Water filters can come in many different sizes. You can get filtration systems that filter water for the whole home, all the way down to water bottles with built-in filters that can only produce 20 ounces of clean water at a time. In between, there are many other options to choose from to provide whatever amount of purified drinking water you require. Some filters are for use in the wilderness to filter from natural water sources. Other filters are intended strictly for home use. Each one will also have different filtering abilities based on its intended use.
Each filter will have a certain size that it filters down to which is measured in microns. Some of the best filters will remove everything down to 0.2 or even 0.1 microns.
A water filtration system can be the answer to homes that have poor water quality. They can turn unhealthy water that could potentially poison you, into clean and safe water that’s excellent for drinking. More than just removing unwanted impurities in your water, filtration can also produce much better tasting water that’s far more enjoyable to drink.
When Do I need a Water Softener or a Water Filter?
Whether you need a water softener or a water filter depends on what problem you’re trying to solve. If your water is leaving hard spots on your tiles after a shower or on your vehicle after you wash it, then your problem is hard water. To solve this, a water softener will remove the excess minerals, which will eliminate the hard spots that are left after your water dries.

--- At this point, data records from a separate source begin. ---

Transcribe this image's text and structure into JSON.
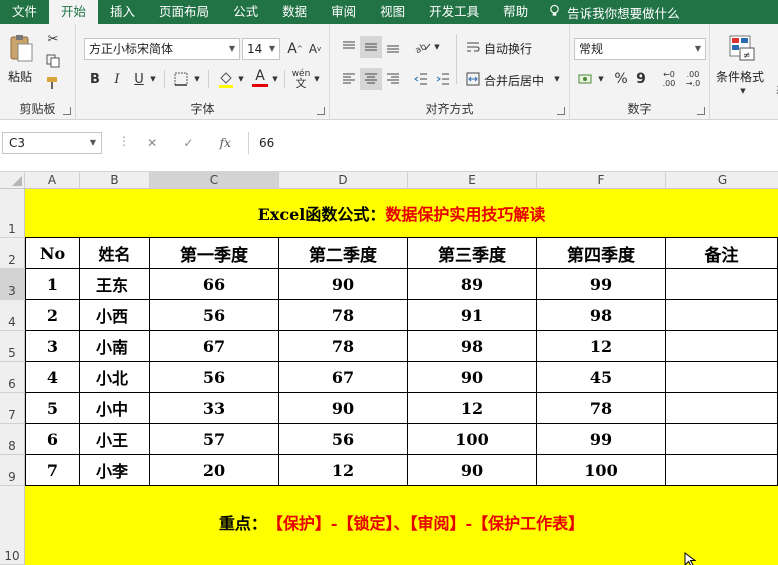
{
  "menu": {
    "tabs": [
      "文件",
      "开始",
      "插入",
      "页面布局",
      "公式",
      "数据",
      "审阅",
      "视图",
      "开发工具",
      "帮助"
    ],
    "active_index": 1,
    "tell_me": "告诉我你想要做什么"
  },
  "ribbon": {
    "clipboard": {
      "label": "剪贴板",
      "paste": "粘贴"
    },
    "font": {
      "label": "字体",
      "name": "方正小标宋简体",
      "size": "14",
      "bold": "B",
      "italic": "I",
      "underline": "U",
      "grow": "A",
      "shrink": "A",
      "font_color_letter": "A",
      "phonetic": "wén"
    },
    "alignment": {
      "label": "对齐方式",
      "wrap_text": "自动换行",
      "merge_center": "合并后居中"
    },
    "number": {
      "label": "数字",
      "format": "常规",
      "percent": "%",
      "comma": "9",
      "increase_decimal": ".00",
      "decrease_decimal": ".0"
    },
    "styles": {
      "conditional_format": "条件格式",
      "table_partial": "表"
    }
  },
  "formula_bar": {
    "name_box": "C3",
    "formula": "66",
    "fx": "fx"
  },
  "columns": [
    "A",
    "B",
    "C",
    "D",
    "E",
    "F",
    "G"
  ],
  "rows": [
    "1",
    "2",
    "3",
    "4",
    "5",
    "6",
    "7",
    "8",
    "9",
    "10"
  ],
  "sheet": {
    "title_black": "Excel函数公式：",
    "title_red": "数据保护实用技巧解读",
    "headers": [
      "No",
      "姓名",
      "第一季度",
      "第二季度",
      "第三季度",
      "第四季度",
      "备注"
    ],
    "data": [
      [
        "1",
        "王东",
        "66",
        "90",
        "89",
        "99",
        ""
      ],
      [
        "2",
        "小西",
        "56",
        "78",
        "91",
        "98",
        ""
      ],
      [
        "3",
        "小南",
        "67",
        "78",
        "98",
        "12",
        ""
      ],
      [
        "4",
        "小北",
        "56",
        "67",
        "90",
        "45",
        ""
      ],
      [
        "5",
        "小中",
        "33",
        "90",
        "12",
        "78",
        ""
      ],
      [
        "6",
        "小王",
        "57",
        "56",
        "100",
        "99",
        ""
      ],
      [
        "7",
        "小李",
        "20",
        "12",
        "90",
        "100",
        ""
      ]
    ],
    "note_black": "重点：",
    "note_red": "【保护】-【锁定】、【审阅】-【保护工作表】"
  },
  "colors": {
    "menu_green": "#217346",
    "banner_yellow": "#ffff00",
    "accent_red": "#e60000"
  }
}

Only a water softener will get rid of limescale, so a water filter will not suffice if hard water spots are the issue you need to solve.
A water softener is also the best choice if your water is leaving your skin and hair feeling dried out. By removing the hard minerals you’ll get softer water that’s better for your hair and skin and also helps your soap go further.
For most other water problems, a water filter is going to be your best bet. Whether you are concerned about impurities from old pipes, chemicals in the water, chlorine, or bacteria, a water filter will remove all of these and more. If you have discolored or poor tasting water, then a filter can return it to its natural clear state and strip any bad taste from it. Filters can also remove protozoa and cysts from well-water and some can even remove viruses from compromised water sources.
Water softeners remove hard minerals by exchanging sodium molecules in their place. This will stop limescale from appearing and is healthier for your skin and hair. Water filters will remove contaminants, chemicals, odors, and bad taste to provide a purified drinking experience, but sometimes they can even remove the essential minerals. For hard water spots and dried-out skin and hair, you’ll want to choose a water softener system. To get pure and delicious drinking water, you’re looking for a water filtration system. After reading this article, hopefully, you understand the differences between these two similar devices, which will help you decide which one is right for you.
Featured image credit: Water Filter and Water Softener Installation by William Herron licensed by CC 2.0.
Pete has been working in the trades since high school, where he first developed a passion for woodworking. Over the years, he has developed a keen interest in a wide variety of DIY projects around the home. Fascinated by all sort of tools, Pete loves reading and writing about all the latest gadgets and accessories that hit the market. His other interests include astronomy, hiking, and fishing.
As the founder of House Grail, David’s primary goal is to help consumers make educated decisions about DIY projects at home, in the garage, and in the garden.